Problem requirements:
What is needed here is an exact copy of every record below.

Dataset records:
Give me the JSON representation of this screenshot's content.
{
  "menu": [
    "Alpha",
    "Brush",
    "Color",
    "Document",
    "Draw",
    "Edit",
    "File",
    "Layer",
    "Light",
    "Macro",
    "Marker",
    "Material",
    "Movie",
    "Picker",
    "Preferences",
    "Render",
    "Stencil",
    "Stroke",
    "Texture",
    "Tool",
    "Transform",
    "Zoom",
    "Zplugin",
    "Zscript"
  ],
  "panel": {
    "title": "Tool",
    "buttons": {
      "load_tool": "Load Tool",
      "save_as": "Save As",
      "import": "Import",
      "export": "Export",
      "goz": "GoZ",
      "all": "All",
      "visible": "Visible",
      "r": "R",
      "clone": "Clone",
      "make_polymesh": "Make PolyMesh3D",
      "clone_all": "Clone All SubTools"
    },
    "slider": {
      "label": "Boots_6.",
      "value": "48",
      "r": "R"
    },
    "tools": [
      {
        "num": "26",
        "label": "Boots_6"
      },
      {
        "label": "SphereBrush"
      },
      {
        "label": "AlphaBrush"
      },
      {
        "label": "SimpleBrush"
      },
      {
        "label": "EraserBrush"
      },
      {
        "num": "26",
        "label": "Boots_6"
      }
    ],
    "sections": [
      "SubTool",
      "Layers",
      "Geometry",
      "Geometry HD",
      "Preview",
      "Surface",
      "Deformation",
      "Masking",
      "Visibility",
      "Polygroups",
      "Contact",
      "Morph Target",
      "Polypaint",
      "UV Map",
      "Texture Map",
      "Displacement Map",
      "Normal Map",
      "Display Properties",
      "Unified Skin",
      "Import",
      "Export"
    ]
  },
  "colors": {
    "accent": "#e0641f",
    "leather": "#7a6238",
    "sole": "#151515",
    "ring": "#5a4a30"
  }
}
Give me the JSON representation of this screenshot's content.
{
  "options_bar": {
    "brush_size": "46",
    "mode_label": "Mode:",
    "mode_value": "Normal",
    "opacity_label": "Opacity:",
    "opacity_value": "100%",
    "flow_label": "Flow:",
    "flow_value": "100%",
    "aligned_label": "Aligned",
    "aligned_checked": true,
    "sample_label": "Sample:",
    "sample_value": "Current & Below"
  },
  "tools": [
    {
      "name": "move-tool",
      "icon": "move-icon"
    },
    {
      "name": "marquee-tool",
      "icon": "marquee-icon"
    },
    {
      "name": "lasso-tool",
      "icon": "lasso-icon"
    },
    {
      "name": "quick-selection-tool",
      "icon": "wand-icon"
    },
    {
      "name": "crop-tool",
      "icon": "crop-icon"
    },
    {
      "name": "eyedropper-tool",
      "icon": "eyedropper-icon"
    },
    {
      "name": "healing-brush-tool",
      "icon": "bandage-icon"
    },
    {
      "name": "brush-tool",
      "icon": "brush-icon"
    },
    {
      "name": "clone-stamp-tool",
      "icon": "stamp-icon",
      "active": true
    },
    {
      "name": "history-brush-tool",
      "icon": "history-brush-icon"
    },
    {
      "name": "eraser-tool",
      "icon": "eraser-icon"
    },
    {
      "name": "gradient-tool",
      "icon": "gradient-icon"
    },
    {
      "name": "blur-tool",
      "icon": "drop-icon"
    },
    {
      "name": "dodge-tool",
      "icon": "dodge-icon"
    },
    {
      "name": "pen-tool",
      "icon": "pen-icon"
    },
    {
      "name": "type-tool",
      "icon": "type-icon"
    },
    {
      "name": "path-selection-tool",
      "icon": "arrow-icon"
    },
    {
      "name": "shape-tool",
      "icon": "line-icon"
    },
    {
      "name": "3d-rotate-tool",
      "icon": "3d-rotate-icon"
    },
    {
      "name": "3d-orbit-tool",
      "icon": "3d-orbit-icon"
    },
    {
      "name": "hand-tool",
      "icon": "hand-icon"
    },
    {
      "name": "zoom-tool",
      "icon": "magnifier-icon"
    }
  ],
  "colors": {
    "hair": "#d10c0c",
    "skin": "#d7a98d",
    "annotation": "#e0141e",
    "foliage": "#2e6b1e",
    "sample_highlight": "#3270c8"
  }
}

Answer to this exercise:
Give me the JSON representation of this screenshot's content.
{
  "menu": [
    "Alpha",
    "Brush",
    "Color",
    "Document",
    "Draw",
    "Edit",
    "File",
    "Layer",
    "Light",
    "Macro",
    "Marker",
    "Material",
    "Movie",
    "Picker",
    "Preferences",
    "Render",
    "Stencil",
    "Stroke",
    "Texture",
    "Tool",
    "Transform",
    "Zoom",
    "Zplugin",
    "Zscript"
  ],
  "panel": {
    "title": "Tool",
    "buttons": {
      "load_tool": "Load Tool",
      "save_as": "Save As",
      "import": "Import",
      "export": "Export",
      "goz": "GoZ",
      "all": "All",
      "visible": "Visible",
      "r": "R",
      "clone": "Clone",
      "make_polymesh": "Make PolyMesh3D",
      "clone_all": "Clone All SubTools"
    },
    "slider": {
      "label": "Boots_6.",
      "value": "48",
      "r": "R"
    },
    "tools": [
      {
        "num": "26",
        "label": "Boots_6"
      },
      {
        "label": "SphereBrush"
      },
      {
        "label": "AlphaBrush"
      },
      {
        "label": "SimpleBrush"
      },
      {
        "label": "EraserBrush"
      },
      {
        "num": "26",
        "label": "Boots_6"
      }
    ],
    "sections": [
      "SubTool",
      "Layers",
      "Geometry",
      "Geometry HD",
      "Preview",
      "Surface",
      "Deformation",
      "Masking",
      "Visibility",
      "Polygroups",
      "Contact",
      "Morph Target",
      "Polypaint",
      "UV Map",
      "Texture Map",
      "Displacement Map",
      "Normal Map",
      "Display Properties",
      "Unified Skin",
      "Import",
      "Export"
    ]
  },
  "colors": {
    "accent": "#e0641f",
    "leather": "#7a6238",
    "sole": "#151515",
    "ring": "#5a4a30"
  }
}
Give me the JSON representation of this screenshot's content.
{
  "options_bar": {
    "brush_size": "46",
    "mode_label": "Mode:",
    "mode_value": "Normal",
    "opacity_label": "Opacity:",
    "opacity_value": "100%",
    "flow_label": "Flow:",
    "flow_value": "100%",
    "aligned_label": "Aligned",
    "aligned_checked": true,
    "sample_label": "Sample:",
    "sample_value": "Current & Below"
  },
  "tools": [
    {
      "name": "move-tool",
      "icon": "move-icon"
    },
    {
      "name": "marquee-tool",
      "icon": "marquee-icon"
    },
    {
      "name": "lasso-tool",
      "icon": "lasso-icon"
    },
    {
      "name": "quick-selection-tool",
      "icon": "wand-icon"
    },
    {
      "name": "crop-tool",
      "icon": "crop-icon"
    },
    {
      "name": "eyedropper-tool",
      "icon": "eyedropper-icon"
    },
    {
      "name": "healing-brush-tool",
      "icon": "bandage-icon"
    },
    {
      "name": "brush-tool",
      "icon": "brush-icon"
    },
    {
      "name": "clone-stamp-tool",
      "icon": "stamp-icon",
      "active": true
    },
    {
      "name": "history-brush-tool",
      "icon": "history-brush-icon"
    },
    {
      "name": "eraser-tool",
      "icon": "eraser-icon"
    },
    {
      "name": "gradient-tool",
      "icon": "gradient-icon"
    },
    {
      "name": "blur-tool",
      "icon": "drop-icon"
    },
    {
      "name": "dodge-tool",
      "icon": "dodge-icon"
    },
    {
      "name": "pen-tool",
      "icon": "pen-icon"
    },
    {
      "name": "type-tool",
      "icon": "type-icon"
    },
    {
      "name": "path-selection-tool",
      "icon": "arrow-icon"
    },
    {
      "name": "shape-tool",
      "icon": "line-icon"
    },
    {
      "name": "3d-rotate-tool",
      "icon": "3d-rotate-icon"
    },
    {
      "name": "3d-orbit-tool",
      "icon": "3d-orbit-icon"
    },
    {
      "name": "hand-tool",
      "icon": "hand-icon"
    },
    {
      "name": "zoom-tool",
      "icon": "magnifier-icon"
    }
  ],
  "colors": {
    "hair": "#d10c0c",
    "skin": "#d7a98d",
    "annotation": "#e0141e",
    "foliage": "#2e6b1e",
    "sample_highlight": "#3270c8"
  }
}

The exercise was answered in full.